The proposed policy outlines how students should be screened when Jefferson County Public Schools brings in artificial intelligence weapons detection equipment. The technology is made by a company called Evolv and leased to the district under a two-year $11.7 million dollar contract through Johnson Controls Security Solutions.
Under the proposed policy, school administrators “may” authorize use of weapons detectors to search all students or their personal belongings entering the premises, or to search an individual student “when there is reasonable suspicion to believe the student is concealing a weapon.”
The proposed policy requires the school administrator to be trained in using the weapons detection technology. It requires the search to be “reasonable in scope and duration,” not “excessively intrusive” and conducted in a “uniform manner.”
Who is doing the searching?
Under the proposed policy, any adult conducting searches must be the school principal or a certified employee “directly responsible for the conduct of the student.”
JCPS Chief of Staff Katy DeFerrari told LPM News the language may need to be adjusted before it becomes final, because her goal is to have only school-based administrators or school safety administrators conduct secondary screenings.
“We’re not going to have a teacher searching a student,” Deferrari said.
Under the proposal, in most cases pat-downs must be conducted by a certified employee who is the “same sex” as the student, and witnessed by another employee of the “same sex.”
Transgender and nonbinary students would be allowed to choose the sex of the employee who conducts the pat-down, as well as the sex of the witness.
“Because gender identity is a fluid thing, we’re allowing transgender students to make that choice for themselves,” JCPS Executive Administrator of Policy and Systems Jonathan Lowe told the policy committee Monday.
What happens when the alarm goes off?
If students activate the detection device they may be asked to go through again, and a pat-down may be conducted if the student repeatedly activates the alarm.
Evolv says its equipment is designed to detect firearms, knives and other deadly weapons, without sounding the alarm for innocuous metal objects like keys, phones and change. However the company admits Chromebooks, metal water bottles and umbrellas are all likely to trigger the alarm.
What happens if a weapon is found?

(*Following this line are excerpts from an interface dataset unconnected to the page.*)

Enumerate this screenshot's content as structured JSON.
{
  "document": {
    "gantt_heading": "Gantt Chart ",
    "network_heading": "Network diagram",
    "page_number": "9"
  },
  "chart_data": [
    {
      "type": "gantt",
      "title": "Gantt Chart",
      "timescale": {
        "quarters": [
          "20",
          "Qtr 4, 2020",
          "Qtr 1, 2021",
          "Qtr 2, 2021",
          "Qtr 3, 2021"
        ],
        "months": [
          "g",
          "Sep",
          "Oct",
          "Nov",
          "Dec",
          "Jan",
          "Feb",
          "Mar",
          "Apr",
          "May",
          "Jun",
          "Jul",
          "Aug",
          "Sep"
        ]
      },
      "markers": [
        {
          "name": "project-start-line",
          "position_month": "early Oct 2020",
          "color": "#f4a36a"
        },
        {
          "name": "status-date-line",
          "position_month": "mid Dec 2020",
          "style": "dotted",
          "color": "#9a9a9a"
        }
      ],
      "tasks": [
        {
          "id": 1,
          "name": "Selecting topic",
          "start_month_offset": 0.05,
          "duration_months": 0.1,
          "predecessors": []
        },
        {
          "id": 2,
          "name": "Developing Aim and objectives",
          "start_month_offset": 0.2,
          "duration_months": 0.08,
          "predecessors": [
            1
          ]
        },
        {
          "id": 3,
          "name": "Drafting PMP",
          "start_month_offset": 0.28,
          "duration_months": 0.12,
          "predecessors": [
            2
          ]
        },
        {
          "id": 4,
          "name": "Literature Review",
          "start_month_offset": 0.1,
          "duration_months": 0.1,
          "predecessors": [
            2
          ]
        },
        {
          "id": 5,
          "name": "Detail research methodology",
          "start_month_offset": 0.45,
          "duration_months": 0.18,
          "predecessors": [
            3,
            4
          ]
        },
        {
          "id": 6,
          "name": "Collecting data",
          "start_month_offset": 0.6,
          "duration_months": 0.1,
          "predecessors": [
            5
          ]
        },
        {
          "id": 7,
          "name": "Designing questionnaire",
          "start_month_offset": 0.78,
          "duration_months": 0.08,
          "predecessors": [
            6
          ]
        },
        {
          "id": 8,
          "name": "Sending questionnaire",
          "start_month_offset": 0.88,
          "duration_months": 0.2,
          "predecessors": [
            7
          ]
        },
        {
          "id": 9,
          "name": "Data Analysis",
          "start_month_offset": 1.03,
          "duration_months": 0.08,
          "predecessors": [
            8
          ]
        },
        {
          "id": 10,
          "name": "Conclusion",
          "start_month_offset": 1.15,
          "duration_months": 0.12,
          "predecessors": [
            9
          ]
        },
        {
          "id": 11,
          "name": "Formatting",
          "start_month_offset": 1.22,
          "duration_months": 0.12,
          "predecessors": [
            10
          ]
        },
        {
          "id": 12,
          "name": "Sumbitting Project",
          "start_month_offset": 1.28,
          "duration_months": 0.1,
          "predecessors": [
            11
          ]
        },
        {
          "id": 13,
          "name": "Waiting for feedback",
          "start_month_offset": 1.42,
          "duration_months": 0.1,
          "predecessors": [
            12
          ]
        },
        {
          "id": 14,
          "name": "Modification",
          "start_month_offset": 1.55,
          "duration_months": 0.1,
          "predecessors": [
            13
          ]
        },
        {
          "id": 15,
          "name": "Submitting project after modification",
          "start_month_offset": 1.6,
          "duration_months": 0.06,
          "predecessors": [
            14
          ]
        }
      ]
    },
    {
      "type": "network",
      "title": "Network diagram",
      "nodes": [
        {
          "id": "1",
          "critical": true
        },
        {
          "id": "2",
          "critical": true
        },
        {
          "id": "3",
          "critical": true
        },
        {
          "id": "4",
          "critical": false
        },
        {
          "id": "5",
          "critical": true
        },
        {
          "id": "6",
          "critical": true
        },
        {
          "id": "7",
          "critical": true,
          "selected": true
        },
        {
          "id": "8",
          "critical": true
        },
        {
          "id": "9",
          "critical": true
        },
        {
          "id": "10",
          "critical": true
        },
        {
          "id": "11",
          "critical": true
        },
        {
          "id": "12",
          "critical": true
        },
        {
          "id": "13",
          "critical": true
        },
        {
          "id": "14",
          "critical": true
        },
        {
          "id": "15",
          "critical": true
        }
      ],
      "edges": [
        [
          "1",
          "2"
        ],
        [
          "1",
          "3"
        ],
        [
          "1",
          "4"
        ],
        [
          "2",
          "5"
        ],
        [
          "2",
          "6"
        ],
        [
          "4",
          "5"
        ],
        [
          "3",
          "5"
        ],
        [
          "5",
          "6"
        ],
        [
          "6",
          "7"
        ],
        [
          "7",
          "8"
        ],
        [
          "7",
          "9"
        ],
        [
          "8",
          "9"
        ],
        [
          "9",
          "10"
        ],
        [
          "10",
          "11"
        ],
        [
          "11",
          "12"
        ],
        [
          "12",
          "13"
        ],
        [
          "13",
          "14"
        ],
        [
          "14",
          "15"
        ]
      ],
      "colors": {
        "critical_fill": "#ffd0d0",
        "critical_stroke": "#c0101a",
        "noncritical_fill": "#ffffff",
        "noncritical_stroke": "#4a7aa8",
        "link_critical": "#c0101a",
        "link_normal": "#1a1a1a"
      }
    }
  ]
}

The policy discussed Monday does not outline what happens if staff find a firearm or other deadly weapon on a student. Neither does it clarify the role of the school resource officer or other school-based law enforcement.
DeFerrari said those details will come later after the district has had a chance to get feedback from a community task force, school leaders and the JCPS Security and Investigations team.
“I would really like to see those done in early October,” DeFerrari said. “If we try to stick with our timeline, we’re looking to try to go live at some schools before the end of October.”
Security experts interviewed by LPM News for a previous story said they had concerns about school personnel conducting searches for guns. Education consultant Jason Russell said ideally it should be trained security personnel who conduct secondary searches, and that armed school resource officers should be close at hand to respond.
Those suggestions, however, are at odds with concerns from some school board members that armed law enforcement officers on site may make some students feel less safe, especially Black and low-income students, whose communities are subject to discriminatory policing.
DeFerrari said the SRO will not be part of the screening process.
“They’re just there for support as needed,” she said.
It’s not clear how close at hand SROs would be during the screening process, since the district has more than 150 school buildings and at most 30 SROs districtwide.
What are the consequences for students found to have weapons or illegal drugs?
The proposed district policy says that searches conducted as the result of activating the detector will be “limited to a search for weapons,” and will stop after the item that activated the device is located.
“[H]owever any other illegal items located during the search may be confiscated,” the policy reads.
The discovery of those items could prompt disciplinary action, or even legal action against the student.
Standing district policy and state law require JCPS employees to “promptly make a report” to the JCPS Security and Investigations Unit or other law enforcement agencies if they “have reasonable cause to believe” students have controlled substances, such as drugs, alcohol and tobacco and nicotine products.
“Principals shall immediately report to law enforcement officials when an act has occurred on school property or at a school-sponsored function that involves student possession of a controlled substance in violation of the law,” JCBE policy 09.432 reads.
However the Student Support and Behavior Intervention Handbook says school staff who find drugs or alcohol “may” notify law enforcement officials.
As for weapons, the JCPS Student Support and Behavior Intervention Handbook says any student found to be in possession of a weapon or toy weapon will be removed for a year from their school, and placed into an alternative setting. That consequence applies to possession of a broad array of objects that are weapons or could be used as weapons, including firearms, paintball guns, toy guns, tasers, knives, “blunt objects,” pepper spray or “objects” more broadly.
Officials say that policy is consistent with Kentucky state law, which requires districts to expel students found in possession of a weapon for 12 months.
Last year JCPS reported 617 instances in which students were disciplined for bringing a weapon or toy weapon to school. JCPS reported 1,616 instances in which students were disciplined for drug-related incidents.
State law also requires school staff to report the carrying, possession or use of a “deadly” weapon to law enforcement. Under state law, “deadly” weapons include firearms, and knives, other than “common pocket knives” or hunting knives.
Support for this story was provided in part by the Jewish Heritage Fund.